:: Exercise details ::
Which of the lines below include "Preparation"? Each one should be copied out.

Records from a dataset

+-------+

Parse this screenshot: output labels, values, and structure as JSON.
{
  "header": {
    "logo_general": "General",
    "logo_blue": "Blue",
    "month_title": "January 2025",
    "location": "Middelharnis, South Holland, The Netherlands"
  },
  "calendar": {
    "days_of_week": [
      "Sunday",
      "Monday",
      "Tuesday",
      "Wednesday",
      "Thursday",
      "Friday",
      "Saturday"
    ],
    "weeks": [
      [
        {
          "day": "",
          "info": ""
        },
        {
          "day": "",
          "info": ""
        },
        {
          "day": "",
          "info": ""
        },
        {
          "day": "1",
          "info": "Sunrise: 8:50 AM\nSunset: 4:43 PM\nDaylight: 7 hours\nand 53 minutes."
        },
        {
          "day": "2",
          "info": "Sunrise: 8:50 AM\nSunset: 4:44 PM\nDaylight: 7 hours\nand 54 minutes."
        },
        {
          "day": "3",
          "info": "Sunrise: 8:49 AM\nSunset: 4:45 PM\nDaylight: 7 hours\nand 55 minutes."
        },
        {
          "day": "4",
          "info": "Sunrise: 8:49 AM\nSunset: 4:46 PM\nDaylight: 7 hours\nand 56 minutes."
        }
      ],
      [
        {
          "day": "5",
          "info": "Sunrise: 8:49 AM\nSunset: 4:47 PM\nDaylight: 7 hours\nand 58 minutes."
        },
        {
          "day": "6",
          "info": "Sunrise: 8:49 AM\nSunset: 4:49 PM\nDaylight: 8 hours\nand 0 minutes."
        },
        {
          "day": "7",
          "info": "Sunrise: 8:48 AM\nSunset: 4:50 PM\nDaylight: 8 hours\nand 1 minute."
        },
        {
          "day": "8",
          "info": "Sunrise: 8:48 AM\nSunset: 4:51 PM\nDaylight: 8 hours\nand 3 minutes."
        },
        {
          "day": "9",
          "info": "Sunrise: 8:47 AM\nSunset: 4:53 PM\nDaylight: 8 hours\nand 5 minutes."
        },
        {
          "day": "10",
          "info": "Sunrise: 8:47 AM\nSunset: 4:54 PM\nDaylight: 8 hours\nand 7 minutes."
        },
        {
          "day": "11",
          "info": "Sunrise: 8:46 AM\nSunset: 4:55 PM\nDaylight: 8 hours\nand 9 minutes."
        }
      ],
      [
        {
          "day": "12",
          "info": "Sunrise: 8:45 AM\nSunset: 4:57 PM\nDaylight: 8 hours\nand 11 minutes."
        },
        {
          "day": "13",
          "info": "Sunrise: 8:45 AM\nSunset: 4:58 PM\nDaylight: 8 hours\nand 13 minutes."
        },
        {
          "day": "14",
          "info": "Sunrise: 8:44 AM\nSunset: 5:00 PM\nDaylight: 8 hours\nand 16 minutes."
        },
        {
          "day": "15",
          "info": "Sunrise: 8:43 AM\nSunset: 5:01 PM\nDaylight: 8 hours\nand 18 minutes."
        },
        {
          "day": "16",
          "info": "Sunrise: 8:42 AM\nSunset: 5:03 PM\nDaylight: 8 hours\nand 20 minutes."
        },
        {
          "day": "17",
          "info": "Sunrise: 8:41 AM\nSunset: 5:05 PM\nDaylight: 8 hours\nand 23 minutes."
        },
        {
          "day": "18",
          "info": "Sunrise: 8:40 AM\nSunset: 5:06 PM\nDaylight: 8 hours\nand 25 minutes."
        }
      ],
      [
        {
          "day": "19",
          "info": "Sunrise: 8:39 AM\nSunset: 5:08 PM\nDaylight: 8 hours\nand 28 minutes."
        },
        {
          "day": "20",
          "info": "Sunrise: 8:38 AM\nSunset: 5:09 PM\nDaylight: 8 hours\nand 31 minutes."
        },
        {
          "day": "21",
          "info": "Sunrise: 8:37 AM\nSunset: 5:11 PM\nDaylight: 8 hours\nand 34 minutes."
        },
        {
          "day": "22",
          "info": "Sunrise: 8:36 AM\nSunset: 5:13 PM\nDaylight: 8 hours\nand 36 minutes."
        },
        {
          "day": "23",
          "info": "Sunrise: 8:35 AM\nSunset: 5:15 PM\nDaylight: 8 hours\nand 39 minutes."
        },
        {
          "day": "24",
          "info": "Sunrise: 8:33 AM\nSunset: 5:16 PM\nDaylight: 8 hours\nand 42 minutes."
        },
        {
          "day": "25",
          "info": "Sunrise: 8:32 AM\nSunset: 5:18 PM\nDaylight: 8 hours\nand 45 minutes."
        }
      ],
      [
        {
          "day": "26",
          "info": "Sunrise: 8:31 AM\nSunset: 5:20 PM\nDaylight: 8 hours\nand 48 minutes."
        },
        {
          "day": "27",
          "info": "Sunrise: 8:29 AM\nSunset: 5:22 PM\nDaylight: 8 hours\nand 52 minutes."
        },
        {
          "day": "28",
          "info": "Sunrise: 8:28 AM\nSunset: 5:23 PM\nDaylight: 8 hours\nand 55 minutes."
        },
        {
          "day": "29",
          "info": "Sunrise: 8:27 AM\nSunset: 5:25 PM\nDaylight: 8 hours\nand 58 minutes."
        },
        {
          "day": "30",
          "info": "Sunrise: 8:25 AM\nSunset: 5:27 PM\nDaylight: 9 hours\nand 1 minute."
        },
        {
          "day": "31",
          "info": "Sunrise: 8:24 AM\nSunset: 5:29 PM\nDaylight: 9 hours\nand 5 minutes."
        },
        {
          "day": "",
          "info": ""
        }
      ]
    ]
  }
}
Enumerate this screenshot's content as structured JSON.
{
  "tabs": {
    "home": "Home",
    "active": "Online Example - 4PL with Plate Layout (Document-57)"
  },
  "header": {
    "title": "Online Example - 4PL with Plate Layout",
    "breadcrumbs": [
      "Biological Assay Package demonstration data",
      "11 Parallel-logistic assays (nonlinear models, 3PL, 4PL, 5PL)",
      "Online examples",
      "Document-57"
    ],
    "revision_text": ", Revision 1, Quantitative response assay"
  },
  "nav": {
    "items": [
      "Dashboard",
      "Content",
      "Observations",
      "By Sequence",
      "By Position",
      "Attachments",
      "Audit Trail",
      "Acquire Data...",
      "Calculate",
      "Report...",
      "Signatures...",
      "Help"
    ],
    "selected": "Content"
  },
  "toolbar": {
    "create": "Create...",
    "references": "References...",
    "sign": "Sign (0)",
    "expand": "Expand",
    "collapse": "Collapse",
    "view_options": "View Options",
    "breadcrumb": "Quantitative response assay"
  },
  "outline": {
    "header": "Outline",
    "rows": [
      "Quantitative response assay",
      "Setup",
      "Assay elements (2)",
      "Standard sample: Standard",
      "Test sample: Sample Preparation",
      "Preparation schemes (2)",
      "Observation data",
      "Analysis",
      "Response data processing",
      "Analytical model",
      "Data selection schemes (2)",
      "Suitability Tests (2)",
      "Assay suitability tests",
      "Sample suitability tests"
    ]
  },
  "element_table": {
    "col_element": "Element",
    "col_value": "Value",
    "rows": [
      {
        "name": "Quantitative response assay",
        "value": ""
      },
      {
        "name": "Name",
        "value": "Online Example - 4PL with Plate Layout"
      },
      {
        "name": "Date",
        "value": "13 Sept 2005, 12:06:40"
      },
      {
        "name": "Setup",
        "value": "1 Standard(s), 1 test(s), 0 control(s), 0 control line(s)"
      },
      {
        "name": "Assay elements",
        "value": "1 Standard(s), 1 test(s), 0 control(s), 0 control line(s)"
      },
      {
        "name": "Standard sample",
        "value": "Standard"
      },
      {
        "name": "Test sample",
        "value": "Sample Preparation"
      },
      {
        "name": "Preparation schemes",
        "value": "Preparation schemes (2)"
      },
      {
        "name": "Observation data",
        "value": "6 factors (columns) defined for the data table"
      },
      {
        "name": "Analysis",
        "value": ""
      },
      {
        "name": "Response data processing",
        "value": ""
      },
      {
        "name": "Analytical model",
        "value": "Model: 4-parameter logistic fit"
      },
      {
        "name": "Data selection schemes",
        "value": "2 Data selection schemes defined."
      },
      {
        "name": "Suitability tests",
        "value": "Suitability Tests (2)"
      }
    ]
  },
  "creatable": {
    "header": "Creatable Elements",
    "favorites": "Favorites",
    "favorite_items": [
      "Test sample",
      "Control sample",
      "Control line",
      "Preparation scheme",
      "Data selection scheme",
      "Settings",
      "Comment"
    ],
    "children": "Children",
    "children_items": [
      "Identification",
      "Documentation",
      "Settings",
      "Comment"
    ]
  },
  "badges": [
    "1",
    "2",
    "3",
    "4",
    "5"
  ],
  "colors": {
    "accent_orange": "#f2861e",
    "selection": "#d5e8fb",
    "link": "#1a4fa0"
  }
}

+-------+

:: Response area ::
      "Test sample: Sample Preparation",
      "Preparation schemes (2)",
        "value": "Sample Preparation"
        "name": "Preparation schemes",
        "value": "Preparation schemes (2)"
      "Preparation scheme",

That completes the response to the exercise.